LG: So, I think there is a place for development in the Greater Yellowstone Ecosystem. I think no matter what, development is going to continue there – lots of people are moving into the area and wanting to build and subdivide. So I don't think there's any stopping developments. But, I think there are ways that development can be planned. So it's strategic and can benefit wildlife as well as the humans who are also trying to enjoy the area. So we definitely aren’t advocating for any right way to establish new developments or that type of thing, but just trying to give a general overview of some of these different things that can be taken into consideration in relation to wildlife.

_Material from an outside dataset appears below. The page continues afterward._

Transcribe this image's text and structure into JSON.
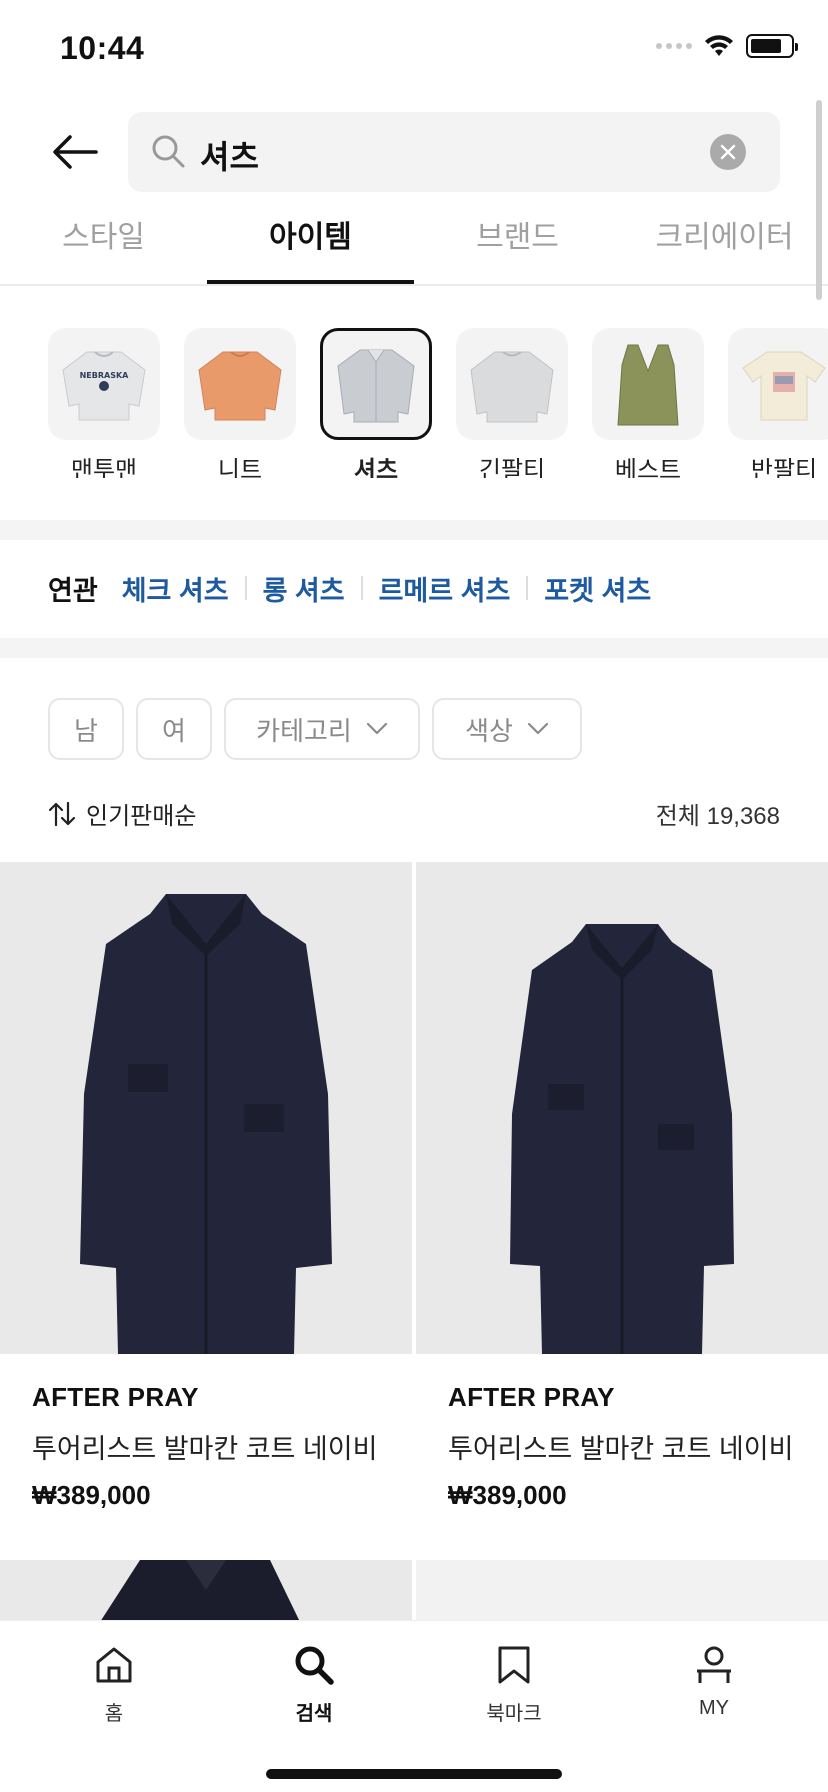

Caitlin Tan is the Energy and Natural Resources reporter based in Sublette County, Wyoming. Since graduating from the University of Wyoming in 2017, she’s reported on salmon in Alaska, folkways in Appalachia and helped produce 'All Things Considered' in Washington D.C. She formerly co-hosted the podcast ‘Inside Appalachia.' You can typically find her outside in the mountains with her two dogs.
Related Content